▶ **GIVEN RECORDS**

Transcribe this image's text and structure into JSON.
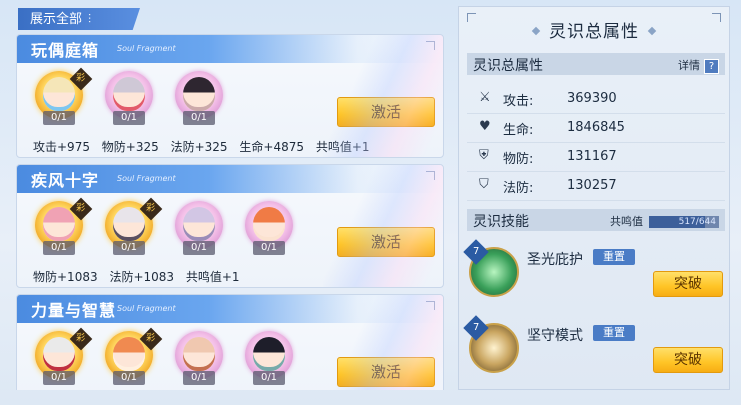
{
  "header": {
    "show_all_label": "展示全部",
    "show_all_icon": "filter-icon"
  },
  "fragments": [
    {
      "name": "玩偶庭箱",
      "sub": "Soul Fragment",
      "chars": [
        {
          "count": "0/1",
          "ring": "gold",
          "badge": "彩",
          "hair": "#f5e6b8",
          "accent": "#7ec6f0"
        },
        {
          "count": "0/1",
          "ring": "pink",
          "badge": "",
          "hair": "#cfc8d6",
          "accent": "#e25a6a"
        },
        {
          "count": "0/1",
          "ring": "pink",
          "badge": "",
          "hair": "#2e2630",
          "accent": "#caa"
        }
      ],
      "activate": "激活",
      "stats": [
        "攻击+975",
        "物防+325",
        "法防+325",
        "生命+4875",
        "共鸣值+1"
      ]
    },
    {
      "name": "疾风十字",
      "sub": "Soul Fragment",
      "chars": [
        {
          "count": "0/1",
          "ring": "gold",
          "badge": "彩",
          "hair": "#f0a2b4",
          "accent": "#f0a2b4"
        },
        {
          "count": "0/1",
          "ring": "gold",
          "badge": "彩",
          "hair": "#e8e4ea",
          "accent": "#5a5060"
        },
        {
          "count": "0/1",
          "ring": "pink",
          "badge": "",
          "hair": "#d2c6e4",
          "accent": "#9a8cb8"
        },
        {
          "count": "0/1",
          "ring": "pink",
          "badge": "",
          "hair": "#f07b45",
          "accent": "#fbe2d0"
        }
      ],
      "activate": "激活",
      "stats": [
        "物防+1083",
        "法防+1083",
        "共鸣值+1"
      ]
    },
    {
      "name": "力量与智慧",
      "sub": "Soul Fragment",
      "chars": [
        {
          "count": "0/1",
          "ring": "gold",
          "badge": "彩",
          "hair": "#eaeaea",
          "accent": "#c03040"
        },
        {
          "count": "0/1",
          "ring": "gold",
          "badge": "彩",
          "hair": "#f08a50",
          "accent": "#fff0e0"
        },
        {
          "count": "0/1",
          "ring": "pink",
          "badge": "",
          "hair": "#f0c8b0",
          "accent": "#c47050"
        },
        {
          "count": "0/1",
          "ring": "pink",
          "badge": "",
          "hair": "#1e1e2a",
          "accent": "#7aa"
        }
      ],
      "activate": "激活",
      "stats": []
    }
  ],
  "panel": {
    "title": "灵识总属性",
    "section_title": "灵识总属性",
    "detail_label": "详情",
    "detail_icon": "?",
    "attrs": [
      {
        "icon": "sword-icon",
        "glyph": "⚔",
        "label": "攻击:",
        "value": "369390"
      },
      {
        "icon": "heart-icon",
        "glyph": "♥",
        "label": "生命:",
        "value": "1846845"
      },
      {
        "icon": "shield-icon",
        "glyph": "⛨",
        "label": "物防:",
        "value": "131167"
      },
      {
        "icon": "magic-shield-icon",
        "glyph": "⛉",
        "label": "法防:",
        "value": "130257"
      }
    ],
    "skills_title": "灵识技能",
    "resonance_label": "共鸣值",
    "resonance_value": "517/644",
    "resonance_fraction": 0.803,
    "skills": [
      {
        "level": "7",
        "name": "圣光庇护",
        "reset": "重置",
        "break": "突破",
        "color": "#3aa05a"
      },
      {
        "level": "7",
        "name": "坚守模式",
        "reset": "重置",
        "break": "突破",
        "color": "#c9a560"
      }
    ]
  }
}
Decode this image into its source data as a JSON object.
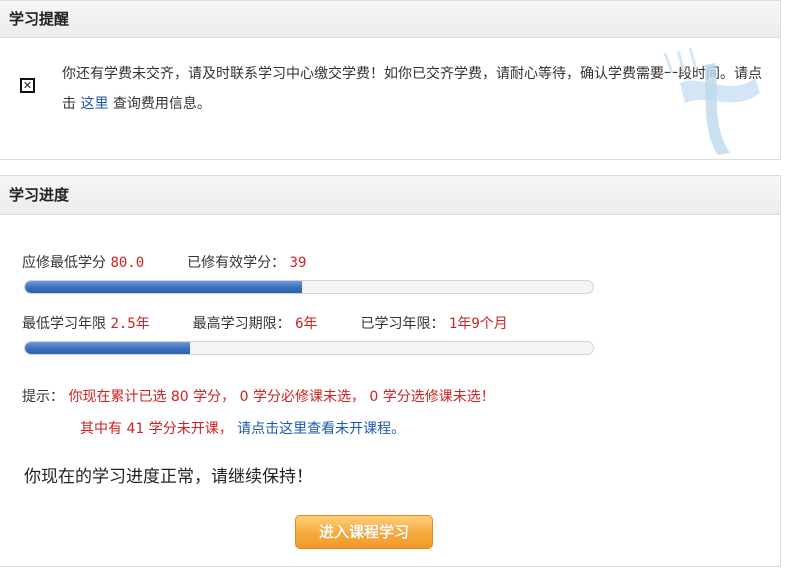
{
  "reminder": {
    "title": "学习提醒",
    "icon": "close-box-icon",
    "message_part1": "你还有学费未交齐，请及时联系学习中心缴交学费！如你已交齐学费，请耐心等待，确认学费需要一段时间。请点击",
    "message_link": "这里",
    "message_part2": "查询费用信息。"
  },
  "progress": {
    "title": "学习进度",
    "credits": {
      "required_label": "应修最低学分",
      "required_value": "80.0",
      "earned_label": "已修有效学分：",
      "earned_value": "39",
      "fill_fraction": 0.4875
    },
    "years": {
      "min_label": "最低学习年限",
      "min_value": "2.5年",
      "max_label": "最高学习期限：",
      "max_value": "6年",
      "studied_label": "已学习年限：",
      "studied_value": "1年9个月",
      "fill_fraction": 0.29
    },
    "tip": {
      "label": "提示：",
      "line1": "你现在累计已选 80 学分， 0 学分必修课未选， 0 学分选修课未选！",
      "line2_text": "其中有 41 学分未开课，",
      "line2_link": "请点击这里查看未开课程。"
    },
    "status_text": "你现在的学习进度正常，请继续保持！",
    "enter_button": "进入课程学习"
  },
  "colors": {
    "accent_red": "#cc2222",
    "link_blue": "#1f58b4",
    "bar_blue": "#3a6fc0",
    "button_orange": "#f6a93b"
  }
}
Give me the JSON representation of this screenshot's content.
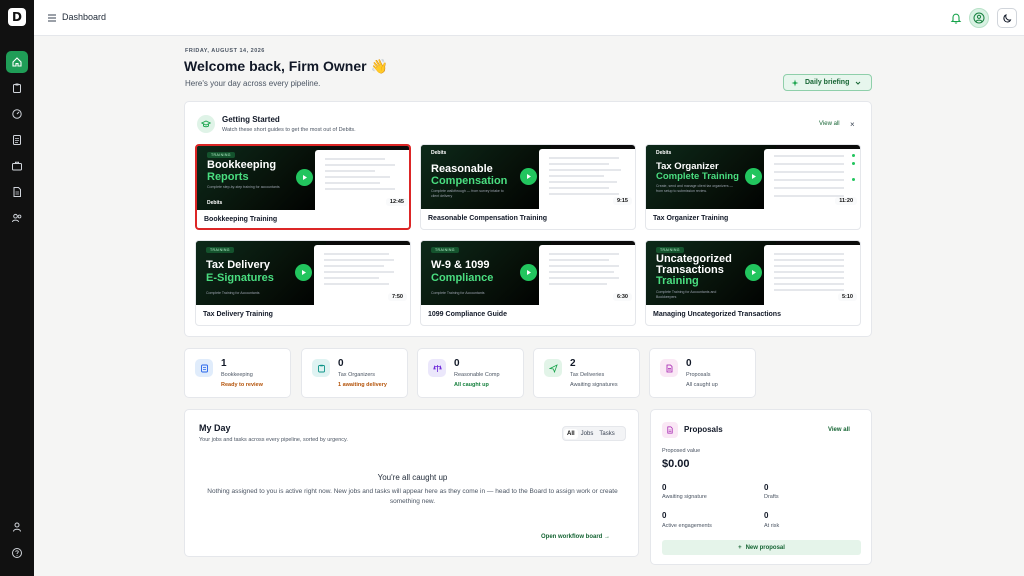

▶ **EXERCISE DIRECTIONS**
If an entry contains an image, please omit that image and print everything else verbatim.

▶ **COMPLETED EXERCISE**
Transcribe this image's text and structure into JSON.
{
  "header": {
    "show_all_label": "展示全部",
    "show_all_icon": "filter-icon"
  },
  "fragments": [
    {
      "name": "玩偶庭箱",
      "sub": "Soul Fragment",
      "chars": [
        {
          "count": "0/1",
          "ring": "gold",
          "badge": "彩",
          "hair": "#f5e6b8",
          "accent": "#7ec6f0"
        },
        {
          "count": "0/1",
          "ring": "pink",
          "badge": "",
          "hair": "#cfc8d6",
          "accent": "#e25a6a"
        },
        {
          "count": "0/1",
          "ring": "pink",
          "badge": "",
          "hair": "#2e2630",
          "accent": "#caa"
        }
      ],
      "activate": "激活",
      "stats": [
        "攻击+975",
        "物防+325",
        "法防+325",
        "生命+4875",
        "共鸣值+1"
      ]
    },
    {
      "name": "疾风十字",
      "sub": "Soul Fragment",
      "chars": [
        {
          "count": "0/1",
          "ring": "gold",
          "badge": "彩",
          "hair": "#f0a2b4",
          "accent": "#f0a2b4"
        },
        {
          "count": "0/1",
          "ring": "gold",
          "badge": "彩",
          "hair": "#e8e4ea",
          "accent": "#5a5060"
        },
        {
          "count": "0/1",
          "ring": "pink",
          "badge": "",
          "hair": "#d2c6e4",
          "accent": "#9a8cb8"
        },
        {
          "count": "0/1",
          "ring": "pink",
          "badge": "",
          "hair": "#f07b45",
          "accent": "#fbe2d0"
        }
      ],
      "activate": "激活",
      "stats": [
        "物防+1083",
        "法防+1083",
        "共鸣值+1"
      ]
    },
    {
      "name": "力量与智慧",
      "sub": "Soul Fragment",
      "chars": [
        {
          "count": "0/1",
          "ring": "gold",
          "badge": "彩",
          "hair": "#eaeaea",
          "accent": "#c03040"
        },
        {
          "count": "0/1",
          "ring": "gold",
          "badge": "彩",
          "hair": "#f08a50",
          "accent": "#fff0e0"
        },
        {
          "count": "0/1",
          "ring": "pink",
          "badge": "",
          "hair": "#f0c8b0",
          "accent": "#c47050"
        },
        {
          "count": "0/1",
          "ring": "pink",
          "badge": "",
          "hair": "#1e1e2a",
          "accent": "#7aa"
        }
      ],
      "activate": "激活",
      "stats": []
    }
  ],
  "panel": {
    "title": "灵识总属性",
    "section_title": "灵识总属性",
    "detail_label": "详情",
    "detail_icon": "?",
    "attrs": [
      {
        "icon": "sword-icon",
        "glyph": "⚔",
        "label": "攻击:",
        "value": "369390"
      },
      {
        "icon": "heart-icon",
        "glyph": "♥",
        "label": "生命:",
        "value": "1846845"
      },
      {
        "icon": "shield-icon",
        "glyph": "⛨",
        "label": "物防:",
        "value": "131167"
      },
      {
        "icon": "magic-shield-icon",
        "glyph": "⛉",
        "label": "法防:",
        "value": "130257"
      }
    ],
    "skills_title": "灵识技能",
    "resonance_label": "共鸣值",
    "resonance_value": "517/644",
    "resonance_fraction": 0.803,
    "skills": [
      {
        "level": "7",
        "name": "圣光庇护",
        "reset": "重置",
        "break": "突破",
        "color": "#3aa05a"
      },
      {
        "level": "7",
        "name": "坚守模式",
        "reset": "重置",
        "break": "突破",
        "color": "#c9a560"
      }
    ]
  }
}
Decode this image into its source data as a JSON object.
{
  "reminder": {
    "title": "学习提醒",
    "icon": "close-box-icon",
    "message_part1": "你还有学费未交齐，请及时联系学习中心缴交学费！如你已交齐学费，请耐心等待，确认学费需要一段时间。请点击",
    "message_link": "这里",
    "message_part2": "查询费用信息。"
  },
  "progress": {
    "title": "学习进度",
    "credits": {
      "required_label": "应修最低学分",
      "required_value": "80.0",
      "earned_label": "已修有效学分：",
      "earned_value": "39",
      "fill_fraction": 0.4875
    },
    "years": {
      "min_label": "最低学习年限",
      "min_value": "2.5年",
      "max_label": "最高学习期限：",
      "max_value": "6年",
      "studied_label": "已学习年限：",
      "studied_value": "1年9个月",
      "fill_fraction": 0.29
    },
    "tip": {
      "label": "提示：",
      "line1": "你现在累计已选 80 学分， 0 学分必修课未选， 0 学分选修课未选！",
      "line2_text": "其中有 41 学分未开课，",
      "line2_link": "请点击这里查看未开课程。"
    },
    "status_text": "你现在的学习进度正常，请继续保持！",
    "enter_button": "进入课程学习"
  },
  "colors": {
    "accent_red": "#cc2222",
    "link_blue": "#1f58b4",
    "bar_blue": "#3a6fc0",
    "button_orange": "#f6a93b"
  }
}
Give me the JSON representation of this screenshot's content.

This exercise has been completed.